PROBLEM DESCRIPTION: For each record, copy the text exactly and omit any picture it holds.

─── THE DATA ───

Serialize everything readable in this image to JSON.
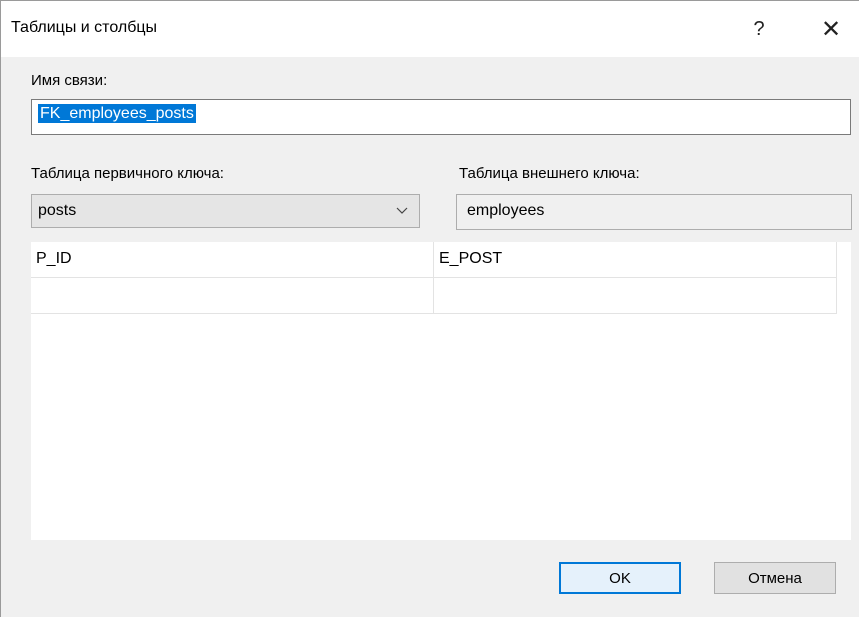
{
  "window": {
    "title": "Таблицы и столбцы",
    "help_glyph": "?",
    "close_glyph": "✕"
  },
  "relation": {
    "label": "Имя связи:",
    "value": "FK_employees_posts"
  },
  "primary_key_table": {
    "label": "Таблица первичного ключа:",
    "selected": "posts"
  },
  "foreign_key_table": {
    "label": "Таблица внешнего ключа:",
    "value": "employees"
  },
  "columns_grid": {
    "rows": [
      {
        "primary": "P_ID",
        "foreign": "E_POST"
      },
      {
        "primary": "",
        "foreign": ""
      }
    ]
  },
  "buttons": {
    "ok": "OK",
    "cancel": "Отмена"
  },
  "colors": {
    "selection": "#0078d7",
    "dialog_bg": "#f0f0f0"
  }
}
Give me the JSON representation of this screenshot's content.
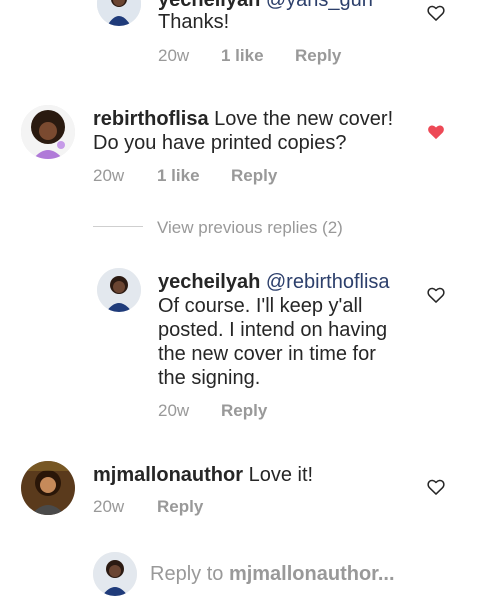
{
  "comments": [
    {
      "username": "yecheilyah",
      "mention": "@yahs_gurl",
      "text": "Thanks!",
      "time": "20w",
      "likes": "1 like",
      "reply": "Reply"
    },
    {
      "username": "rebirthoflisa",
      "text_line1": "Love the new cover!",
      "text_line2": "Do you have printed copies?",
      "time": "20w",
      "likes": "1 like",
      "reply": "Reply"
    },
    {
      "username": "yecheilyah",
      "mention": "@rebirthoflisa",
      "lines": [
        "Of course. I'll keep y'all",
        "posted. I intend on having",
        "the new cover in time for",
        "the signing."
      ],
      "time": "20w",
      "reply": "Reply"
    },
    {
      "username": "mjmallonauthor",
      "text": "Love it!",
      "time": "20w",
      "reply": "Reply"
    }
  ],
  "view_previous": "View previous replies (2)",
  "reply_input": {
    "placeholder_prefix": "Reply to ",
    "placeholder_user": "mjmallonauthor..."
  },
  "colors": {
    "liked_heart": "#ed4956",
    "meta": "#999999",
    "mention": "#2c3f6b"
  }
}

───

RESULT OF THIS EXERCISE:
Serialize everything readable in this image to JSON.
{
  "window": {
    "title": "Таблицы и столбцы",
    "help_glyph": "?",
    "close_glyph": "✕"
  },
  "relation": {
    "label": "Имя связи:",
    "value": "FK_employees_posts"
  },
  "primary_key_table": {
    "label": "Таблица первичного ключа:",
    "selected": "posts"
  },
  "foreign_key_table": {
    "label": "Таблица внешнего ключа:",
    "value": "employees"
  },
  "columns_grid": {
    "rows": [
      {
        "primary": "P_ID",
        "foreign": "E_POST"
      },
      {
        "primary": "",
        "foreign": ""
      }
    ]
  },
  "buttons": {
    "ok": "OK",
    "cancel": "Отмена"
  },
  "colors": {
    "selection": "#0078d7",
    "dialog_bg": "#f0f0f0"
  }
}
Give me the JSON representation of this screenshot's content.
{
  "comments": [
    {
      "username": "yecheilyah",
      "mention": "@yahs_gurl",
      "text": "Thanks!",
      "time": "20w",
      "likes": "1 like",
      "reply": "Reply"
    },
    {
      "username": "rebirthoflisa",
      "text_line1": "Love the new cover!",
      "text_line2": "Do you have printed copies?",
      "time": "20w",
      "likes": "1 like",
      "reply": "Reply"
    },
    {
      "username": "yecheilyah",
      "mention": "@rebirthoflisa",
      "lines": [
        "Of course. I'll keep y'all",
        "posted. I intend on having",
        "the new cover in time for",
        "the signing."
      ],
      "time": "20w",
      "reply": "Reply"
    },
    {
      "username": "mjmallonauthor",
      "text": "Love it!",
      "time": "20w",
      "reply": "Reply"
    }
  ],
  "view_previous": "View previous replies (2)",
  "reply_input": {
    "placeholder_prefix": "Reply to ",
    "placeholder_user": "mjmallonauthor..."
  },
  "colors": {
    "liked_heart": "#ed4956",
    "meta": "#999999",
    "mention": "#2c3f6b"
  }
}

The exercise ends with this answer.